More on wildlife gardening:
- Garden wildlife jobs for April
- Six key features of a wildlife garden
- Garden wildlife identifier: beetles
Browse our list of February wildlife gardening jobs, below.
Leave food for hedgehogs
Leave out water and meat-based dog or cat food for hedgehogs that have come out of hibernation early in mild weather, as they’ll be hungry. Leave the food out from dusk and cover or discard any that’s left first thing in the morning to prevent flies from laying their eggs in it.
Clean out nest boxes
Clean out nest boxes to make way for prospecting birds, which usually start looking for places to raise their young in mid February. It’s never too late to erect a new nest box – a sheltered spot facing north-east is the best option.
Plant a wildlife hedge
Buy bare-root plants to create a mixed, native wildlife hedge. Species such as dog rose, guelder rose, hawthorn, hazel and wild plum make fantastic hedges, providing food, shelter and breeding opportunities for a huge range of species.
- Buy dog rose hedging from Thompson & Morgan
- Buy hawthorn hedging from Thompson & Morgan
- Buy hazel hedging from Thompson & Morgan
Buy crocuses and primroses
Avoid turning the compost heap
- Best compost bins and the types available
Don’t forget to feed birds

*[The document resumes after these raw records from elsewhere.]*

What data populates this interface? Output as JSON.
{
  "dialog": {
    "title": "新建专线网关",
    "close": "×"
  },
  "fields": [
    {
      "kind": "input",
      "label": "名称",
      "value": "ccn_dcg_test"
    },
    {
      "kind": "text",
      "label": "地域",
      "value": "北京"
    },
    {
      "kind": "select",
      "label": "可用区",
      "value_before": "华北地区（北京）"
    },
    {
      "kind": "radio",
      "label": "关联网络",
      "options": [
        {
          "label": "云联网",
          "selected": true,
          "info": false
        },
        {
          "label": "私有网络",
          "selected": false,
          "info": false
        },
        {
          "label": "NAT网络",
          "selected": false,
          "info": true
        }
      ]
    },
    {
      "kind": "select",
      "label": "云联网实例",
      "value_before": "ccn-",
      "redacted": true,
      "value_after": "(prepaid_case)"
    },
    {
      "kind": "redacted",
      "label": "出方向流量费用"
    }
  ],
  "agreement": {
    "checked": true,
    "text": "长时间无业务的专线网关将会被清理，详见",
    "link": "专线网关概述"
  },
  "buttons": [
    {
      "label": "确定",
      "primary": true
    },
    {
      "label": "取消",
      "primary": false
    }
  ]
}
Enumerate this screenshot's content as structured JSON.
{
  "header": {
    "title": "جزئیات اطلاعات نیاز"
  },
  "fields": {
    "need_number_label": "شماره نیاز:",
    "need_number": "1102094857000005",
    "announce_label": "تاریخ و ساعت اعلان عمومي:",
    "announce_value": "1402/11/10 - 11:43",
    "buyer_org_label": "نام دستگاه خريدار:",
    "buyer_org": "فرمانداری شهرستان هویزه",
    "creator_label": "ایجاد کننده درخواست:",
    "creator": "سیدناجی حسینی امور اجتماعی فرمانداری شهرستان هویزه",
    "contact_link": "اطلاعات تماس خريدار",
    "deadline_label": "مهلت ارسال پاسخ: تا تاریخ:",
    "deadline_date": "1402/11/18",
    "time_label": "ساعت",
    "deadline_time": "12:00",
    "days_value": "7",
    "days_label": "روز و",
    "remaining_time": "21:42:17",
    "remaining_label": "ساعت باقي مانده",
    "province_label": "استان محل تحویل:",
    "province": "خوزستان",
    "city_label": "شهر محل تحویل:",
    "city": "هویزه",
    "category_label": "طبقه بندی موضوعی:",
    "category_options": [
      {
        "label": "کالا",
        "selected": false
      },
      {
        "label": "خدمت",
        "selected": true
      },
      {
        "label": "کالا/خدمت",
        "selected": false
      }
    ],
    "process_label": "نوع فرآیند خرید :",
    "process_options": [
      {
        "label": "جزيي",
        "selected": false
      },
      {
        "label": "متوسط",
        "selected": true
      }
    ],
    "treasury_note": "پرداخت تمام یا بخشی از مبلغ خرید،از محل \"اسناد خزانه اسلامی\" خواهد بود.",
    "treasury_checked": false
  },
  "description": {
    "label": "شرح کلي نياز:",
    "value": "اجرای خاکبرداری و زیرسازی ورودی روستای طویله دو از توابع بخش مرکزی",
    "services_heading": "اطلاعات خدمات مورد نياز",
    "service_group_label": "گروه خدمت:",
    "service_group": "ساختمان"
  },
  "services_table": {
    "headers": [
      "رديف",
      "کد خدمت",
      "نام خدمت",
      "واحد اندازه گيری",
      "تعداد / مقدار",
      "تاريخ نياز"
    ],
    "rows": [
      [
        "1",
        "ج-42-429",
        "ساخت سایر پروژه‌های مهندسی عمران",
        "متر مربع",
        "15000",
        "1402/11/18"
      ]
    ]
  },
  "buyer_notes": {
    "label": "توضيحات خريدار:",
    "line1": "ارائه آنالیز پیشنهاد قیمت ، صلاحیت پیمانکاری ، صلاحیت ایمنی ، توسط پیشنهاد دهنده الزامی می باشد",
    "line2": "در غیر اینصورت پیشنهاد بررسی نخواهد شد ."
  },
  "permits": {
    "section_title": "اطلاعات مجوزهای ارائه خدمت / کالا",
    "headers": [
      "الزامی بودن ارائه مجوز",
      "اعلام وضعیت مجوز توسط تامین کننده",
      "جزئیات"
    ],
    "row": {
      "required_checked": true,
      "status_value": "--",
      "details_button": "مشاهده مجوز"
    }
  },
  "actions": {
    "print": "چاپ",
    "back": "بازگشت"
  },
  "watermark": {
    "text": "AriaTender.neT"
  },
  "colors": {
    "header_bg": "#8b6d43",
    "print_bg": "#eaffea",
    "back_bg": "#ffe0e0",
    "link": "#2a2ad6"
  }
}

Leave a variety of protein- and fat-rich foods for birds every day, which they can turn to as and when they need to.